> DESCRIPTION OF THE TASK: Check every line of the records below for the string "object" and copy the ones that have it.

> DATA SUPPLIED:

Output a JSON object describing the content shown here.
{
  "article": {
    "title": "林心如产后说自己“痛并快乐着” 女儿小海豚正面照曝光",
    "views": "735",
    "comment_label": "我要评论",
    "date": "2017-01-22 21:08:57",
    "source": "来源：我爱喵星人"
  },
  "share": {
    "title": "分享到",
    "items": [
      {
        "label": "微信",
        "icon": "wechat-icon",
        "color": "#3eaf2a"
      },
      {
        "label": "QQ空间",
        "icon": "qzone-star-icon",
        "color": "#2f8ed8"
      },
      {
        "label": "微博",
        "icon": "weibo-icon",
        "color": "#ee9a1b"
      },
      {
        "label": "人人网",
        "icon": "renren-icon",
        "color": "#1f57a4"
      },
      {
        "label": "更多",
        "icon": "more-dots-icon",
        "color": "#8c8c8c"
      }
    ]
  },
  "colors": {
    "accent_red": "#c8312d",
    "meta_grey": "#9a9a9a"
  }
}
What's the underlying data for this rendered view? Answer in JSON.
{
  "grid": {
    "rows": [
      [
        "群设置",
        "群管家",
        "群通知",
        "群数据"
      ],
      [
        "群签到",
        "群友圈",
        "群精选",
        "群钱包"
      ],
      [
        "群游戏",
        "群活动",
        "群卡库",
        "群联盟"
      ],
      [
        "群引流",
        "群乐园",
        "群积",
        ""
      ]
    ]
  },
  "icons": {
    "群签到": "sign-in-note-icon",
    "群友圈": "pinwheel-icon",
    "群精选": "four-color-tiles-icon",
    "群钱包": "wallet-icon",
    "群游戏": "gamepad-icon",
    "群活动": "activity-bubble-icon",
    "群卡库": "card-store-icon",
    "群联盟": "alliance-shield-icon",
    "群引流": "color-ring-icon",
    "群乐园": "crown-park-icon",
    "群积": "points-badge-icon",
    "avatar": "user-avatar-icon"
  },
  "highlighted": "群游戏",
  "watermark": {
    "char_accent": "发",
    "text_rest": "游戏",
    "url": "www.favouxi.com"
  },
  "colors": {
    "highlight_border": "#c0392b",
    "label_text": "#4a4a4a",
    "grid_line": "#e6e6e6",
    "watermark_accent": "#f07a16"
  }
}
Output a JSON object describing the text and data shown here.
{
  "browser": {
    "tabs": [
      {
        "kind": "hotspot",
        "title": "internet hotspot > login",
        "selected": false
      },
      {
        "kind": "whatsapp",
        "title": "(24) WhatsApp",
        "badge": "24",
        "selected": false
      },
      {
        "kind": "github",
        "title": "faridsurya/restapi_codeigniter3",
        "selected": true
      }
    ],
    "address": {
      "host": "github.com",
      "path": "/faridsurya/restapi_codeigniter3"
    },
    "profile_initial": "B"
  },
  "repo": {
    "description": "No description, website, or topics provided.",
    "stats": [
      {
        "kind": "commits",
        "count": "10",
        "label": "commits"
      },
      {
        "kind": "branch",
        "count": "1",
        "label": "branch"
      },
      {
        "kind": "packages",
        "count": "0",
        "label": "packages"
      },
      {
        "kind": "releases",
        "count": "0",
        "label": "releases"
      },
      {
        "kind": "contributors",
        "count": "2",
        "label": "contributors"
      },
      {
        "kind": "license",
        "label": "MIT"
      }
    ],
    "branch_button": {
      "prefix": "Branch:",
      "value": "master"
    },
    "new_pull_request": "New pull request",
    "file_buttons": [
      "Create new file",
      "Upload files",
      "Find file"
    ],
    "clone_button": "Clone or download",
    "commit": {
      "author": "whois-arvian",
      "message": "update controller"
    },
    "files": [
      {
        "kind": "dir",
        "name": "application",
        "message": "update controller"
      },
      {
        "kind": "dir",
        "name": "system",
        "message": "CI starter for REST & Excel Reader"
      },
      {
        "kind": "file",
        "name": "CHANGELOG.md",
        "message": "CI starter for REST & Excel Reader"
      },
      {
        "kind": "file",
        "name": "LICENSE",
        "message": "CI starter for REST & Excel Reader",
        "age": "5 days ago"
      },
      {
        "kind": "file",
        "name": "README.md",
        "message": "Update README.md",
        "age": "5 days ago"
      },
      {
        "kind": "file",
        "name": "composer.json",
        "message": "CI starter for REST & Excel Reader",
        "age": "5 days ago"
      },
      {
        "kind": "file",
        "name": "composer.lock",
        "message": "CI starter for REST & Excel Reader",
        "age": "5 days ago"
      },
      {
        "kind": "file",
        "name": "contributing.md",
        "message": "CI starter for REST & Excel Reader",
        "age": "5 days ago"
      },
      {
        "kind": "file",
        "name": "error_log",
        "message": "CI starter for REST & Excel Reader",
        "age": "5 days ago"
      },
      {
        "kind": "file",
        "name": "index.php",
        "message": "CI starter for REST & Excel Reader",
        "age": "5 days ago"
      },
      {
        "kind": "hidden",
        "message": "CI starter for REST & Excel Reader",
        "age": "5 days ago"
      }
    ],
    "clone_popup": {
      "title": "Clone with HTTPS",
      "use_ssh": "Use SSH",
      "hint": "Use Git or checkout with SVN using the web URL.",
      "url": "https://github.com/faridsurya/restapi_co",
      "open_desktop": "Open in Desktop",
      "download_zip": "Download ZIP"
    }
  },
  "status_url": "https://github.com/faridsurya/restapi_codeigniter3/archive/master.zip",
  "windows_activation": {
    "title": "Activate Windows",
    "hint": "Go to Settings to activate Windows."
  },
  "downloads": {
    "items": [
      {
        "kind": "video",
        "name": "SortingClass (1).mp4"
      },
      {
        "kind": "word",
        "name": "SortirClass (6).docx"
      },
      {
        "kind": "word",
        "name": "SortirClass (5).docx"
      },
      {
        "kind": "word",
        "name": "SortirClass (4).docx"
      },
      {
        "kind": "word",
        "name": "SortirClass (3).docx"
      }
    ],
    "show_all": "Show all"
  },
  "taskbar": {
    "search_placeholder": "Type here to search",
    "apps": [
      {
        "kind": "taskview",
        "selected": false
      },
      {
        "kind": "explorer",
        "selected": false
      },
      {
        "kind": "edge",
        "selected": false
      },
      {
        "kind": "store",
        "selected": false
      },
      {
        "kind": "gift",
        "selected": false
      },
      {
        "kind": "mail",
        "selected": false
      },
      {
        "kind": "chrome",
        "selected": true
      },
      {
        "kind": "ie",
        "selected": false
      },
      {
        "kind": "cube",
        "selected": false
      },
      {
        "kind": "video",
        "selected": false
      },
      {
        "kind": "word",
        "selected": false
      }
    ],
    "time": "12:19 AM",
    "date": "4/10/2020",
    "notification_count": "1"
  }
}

> WRITTEN RESPONSE:
Output a JSON object describing the content shown here.
Output a JSON object describing the text and data shown here.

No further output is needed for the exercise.